━━ Data for review ━━

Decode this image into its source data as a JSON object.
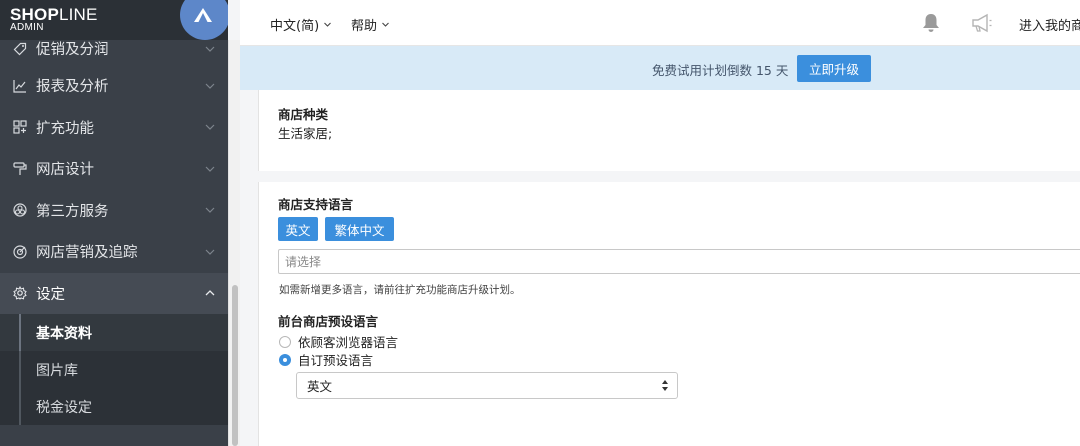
{
  "brand": {
    "name_bold": "SHOP",
    "name_light": "LINE",
    "sub": "ADMIN"
  },
  "colors": {
    "accent": "#3b8fdd",
    "sidebar_bg": "#3a4048",
    "banner_bg": "#d8eaf7"
  },
  "sidebar": {
    "items": [
      {
        "label": "促销及分润",
        "icon": "tag-icon"
      },
      {
        "label": "报表及分析",
        "icon": "chart-icon"
      },
      {
        "label": "扩充功能",
        "icon": "apps-icon"
      },
      {
        "label": "网店设计",
        "icon": "paint-roller-icon"
      },
      {
        "label": "第三方服务",
        "icon": "integrations-icon"
      },
      {
        "label": "网店营销及追踪",
        "icon": "target-icon"
      },
      {
        "label": "设定",
        "icon": "gear-icon"
      }
    ],
    "sub_items": [
      {
        "label": "基本资料",
        "active": true
      },
      {
        "label": "图片库",
        "active": false
      },
      {
        "label": "税金设定",
        "active": false
      }
    ]
  },
  "topbar": {
    "language_menu": "中文(简)",
    "help_menu": "帮助",
    "store_link": "进入我的商"
  },
  "banner": {
    "text": "免费试用计划倒数 15 天",
    "upgrade_button": "立即升级"
  },
  "store_category": {
    "label": "商店种类",
    "value": "生活家居;"
  },
  "store_languages": {
    "label": "商店支持语言",
    "tags": [
      "英文",
      "繁体中文"
    ],
    "placeholder": "请选择",
    "hint": "如需新增更多语言，请前往扩充功能商店升级计划。"
  },
  "default_language": {
    "label": "前台商店预设语言",
    "options": [
      {
        "label": "依顾客浏览器语言",
        "selected": false
      },
      {
        "label": "自订预设语言",
        "selected": true
      }
    ],
    "dropdown_value": "英文"
  }
}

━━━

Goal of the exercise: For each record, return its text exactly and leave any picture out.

Written response:
Decode this image into its source data as a JSON object.
{
  "brand": {
    "name_bold": "SHOP",
    "name_light": "LINE",
    "sub": "ADMIN"
  },
  "colors": {
    "accent": "#3b8fdd",
    "sidebar_bg": "#3a4048",
    "banner_bg": "#d8eaf7"
  },
  "sidebar": {
    "items": [
      {
        "label": "促销及分润",
        "icon": "tag-icon"
      },
      {
        "label": "报表及分析",
        "icon": "chart-icon"
      },
      {
        "label": "扩充功能",
        "icon": "apps-icon"
      },
      {
        "label": "网店设计",
        "icon": "paint-roller-icon"
      },
      {
        "label": "第三方服务",
        "icon": "integrations-icon"
      },
      {
        "label": "网店营销及追踪",
        "icon": "target-icon"
      },
      {
        "label": "设定",
        "icon": "gear-icon"
      }
    ],
    "sub_items": [
      {
        "label": "基本资料",
        "active": true
      },
      {
        "label": "图片库",
        "active": false
      },
      {
        "label": "税金设定",
        "active": false
      }
    ]
  },
  "topbar": {
    "language_menu": "中文(简)",
    "help_menu": "帮助",
    "store_link": "进入我的商"
  },
  "banner": {
    "text": "免费试用计划倒数 15 天",
    "upgrade_button": "立即升级"
  },
  "store_category": {
    "label": "商店种类",
    "value": "生活家居;"
  },
  "store_languages": {
    "label": "商店支持语言",
    "tags": [
      "英文",
      "繁体中文"
    ],
    "placeholder": "请选择",
    "hint": "如需新增更多语言，请前往扩充功能商店升级计划。"
  },
  "default_language": {
    "label": "前台商店预设语言",
    "options": [
      {
        "label": "依顾客浏览器语言",
        "selected": false
      },
      {
        "label": "自订预设语言",
        "selected": true
      }
    ],
    "dropdown_value": "英文"
  }
}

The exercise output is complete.